By John Sykes
Arnold Kling’s When Labor Is Capital: The Limits of Keynesian Policy is a valuable addition to the contra-Keynes arsenal, joining the schools that say to stimulate get the government out of the way. Kling puts it this way:
For the followers of John Maynard Keynes, economic activity consists of spending. When economic activity slows down, their prescription is to increase spending by government, businesses, consumers, or all three. Instead, what I like to say is that “economic activity consists of sustainable patterns of specialization and trade.” This is my mantra of macroeconomics. (I also have a mantra of microeconomics, which is that “price discrimination explains everything.” But that is another topic.)
Here is a simple pattern of specialization and trade: Suppose that all of us eat grain and fruit, which we could grow for ourselves. If some of us have land better for fruit trees, while others have land better for growing grain, then specialization and trading can pay off. It is inefficient to waste good tree land by growing grain on it and to waste good grain land by planting trees on it. Instead, economic activity gives all of us more to eat.
The economy is increasingly complex. Labor is capital. In this day and age this means that:

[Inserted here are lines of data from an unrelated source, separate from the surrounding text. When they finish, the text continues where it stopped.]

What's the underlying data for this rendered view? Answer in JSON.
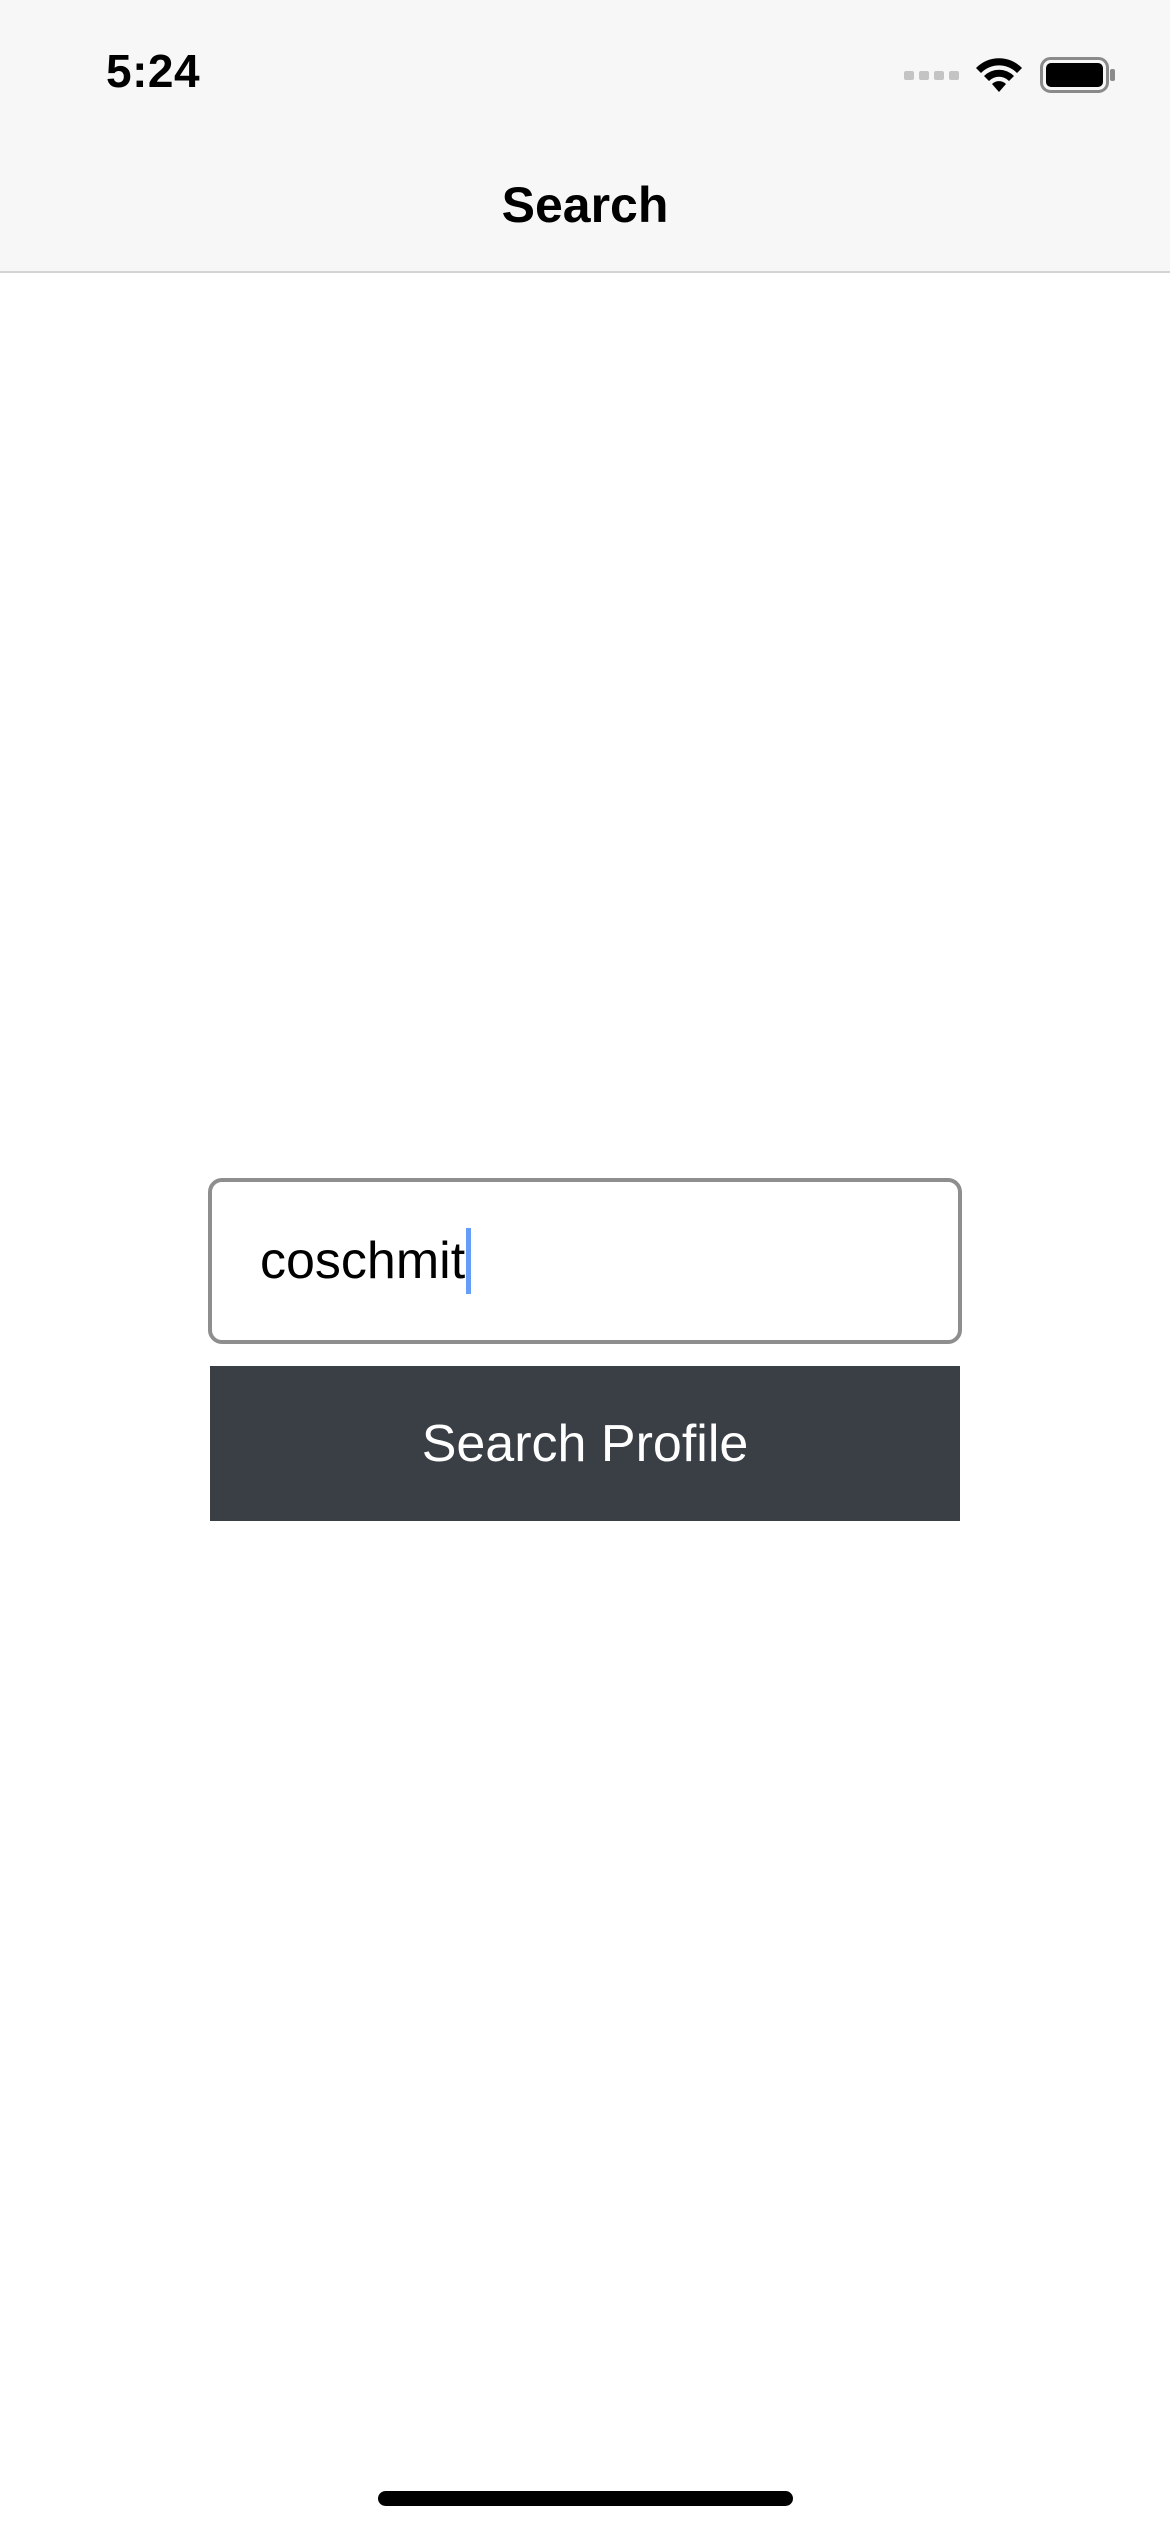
{
  "status_bar": {
    "time": "5:24",
    "icons": [
      "cellular-signal-icon",
      "wifi-icon",
      "battery-icon"
    ]
  },
  "nav": {
    "title": "Search"
  },
  "search": {
    "input_value": "coschmit",
    "button_label": "Search Profile"
  },
  "colors": {
    "nav_background": "#f7f7f7",
    "button_background": "#3a3f46",
    "button_text": "#ffffff",
    "input_border": "#8e8e8e",
    "caret": "#4a8cf7"
  }
}
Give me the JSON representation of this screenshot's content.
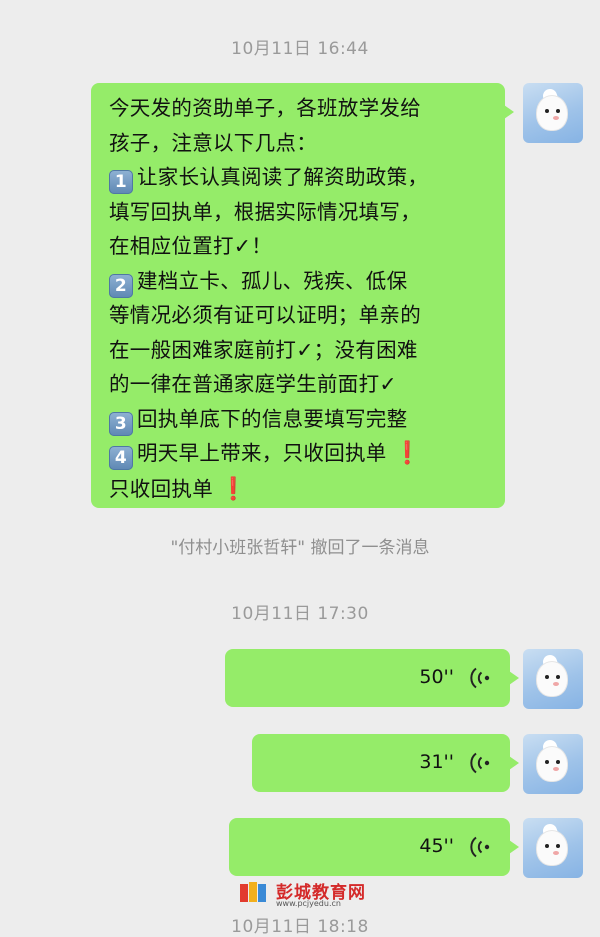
{
  "messages": {
    "time1": "10月11日 16:44",
    "text_lines": [
      "今天发的资助单子，各班放学发给",
      "孩子，注意以下几点：",
      "让家长认真阅读了解资助政策，",
      "填写回执单，根据实际情况填写，",
      "在相应位置打✓！",
      "建档立卡、孤儿、残疾、低保",
      "等情况必须有证可以证明；单亲的",
      "在一般困难家庭前打✓；没有困难",
      "的一律在普通家庭学生前面打✓",
      "回执单底下的信息要填写完整",
      "明天早上带来，只收回执单",
      "只收回执单"
    ],
    "keycaps": [
      "1",
      "2",
      "3",
      "4"
    ],
    "exclaim": "❗",
    "recall_notice": "\"付村小班张哲轩\" 撤回了一条消息",
    "time2": "10月11日 17:30",
    "voice": [
      {
        "duration": "50''"
      },
      {
        "duration": "31''"
      },
      {
        "duration": "45''"
      }
    ],
    "time3": "10月11日 18:18"
  },
  "watermark": {
    "name": "彭城教育网",
    "url": "www.pcjyedu.cn"
  },
  "colors": {
    "bubble": "#95ec69",
    "background": "#ededed",
    "timestamp": "#9a9a9a"
  }
}
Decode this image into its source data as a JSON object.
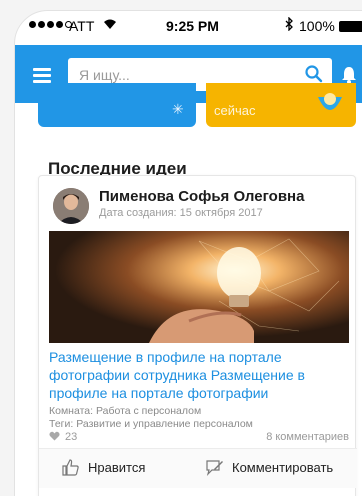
{
  "status_bar": {
    "carrier": "ATT",
    "time": "9:25 PM",
    "battery": "100%"
  },
  "app_bar": {
    "search_placeholder": "Я ищу..."
  },
  "tiles": {
    "yellow_caption": "сейчас"
  },
  "section": {
    "title": "Последние идеи"
  },
  "idea": {
    "author": "Пименова Софья Олеговна",
    "created": "Дата создания: 15 октября 2017",
    "title": "Размещение в профиле на портале фотографии сотрудника Размещение в профиле на портале фотографии",
    "room": "Комната: Работа с персоналом",
    "tags": "Теги: Развитие и управление персоналом",
    "likes": "23",
    "comments": "8 комментариев",
    "like_label": "Нравится",
    "comment_label": "Комментировать"
  },
  "colors": {
    "primary": "#2196e6",
    "accent": "#f6b400",
    "link": "#1d8fe0"
  }
}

… we have lost the automatic tight connection between spending and employment. Firms can vary their output with little or no variation in employment. This explains how we can have a “jobless recovery,” meaning a large percentage increase in output without a comparable percentage increase in employment. For firms in today's economy, labor represents an investment. Firms hire workers in order to develop capabilities that will eventually produce output more efficiently. The return on an investment in workers may take as long or longer to realize as the return on investment in a machine. The return on investing in workers may be at least as uncertain as the return on investing in equipment.
The market has to figure out how to use its workers better which Kling calls a “recalculation:
The market needs to undertake a recalculation in order to deploy workers in a new, sustainable pattern of specialization and trade. The process involves gradual, decentralized trial and error. Firms need to be launched by entrepreneurs, who will make risky investments in employees. The failure rate will be high, but eventually the successes will have a cumulative effect that brings about more economic activity.
So what does this all mean other than the Keynesian solutions don’t work? More from Kling:
What needs to emerge are new, sustainable patterns of specialization and trade. Government does not have much incentive to create sustainable patterns of specialization and trade. In fact, the political system tends to favor subsidies to outmoded and unsustainable businesses.
Government could reduce the cost of investing in labor-capital. If it can be done in a fiscally responsible way, it would help to reduce the marginal tax rates on investment (the corporate profits tax) and employment (the payroll tax). This may require offsetting tax changes, such as eliminating the mortgage interest deduction or the deductibility of employer-provided health insurance.
On the whole, the best way to help the process of market recalculation and the creation of sustainable patterns of specialization and trade may be for government to get out of the way.
Let me see if I can sum this up. In a complex economy “labor is capital” and this market needs to “recalculate” that capital. Re-calculation uses decentralized risk-taking to create “sustainable patterns of specialization and trade”. In order for this to work, the government needs to get out of the way, to reject statism.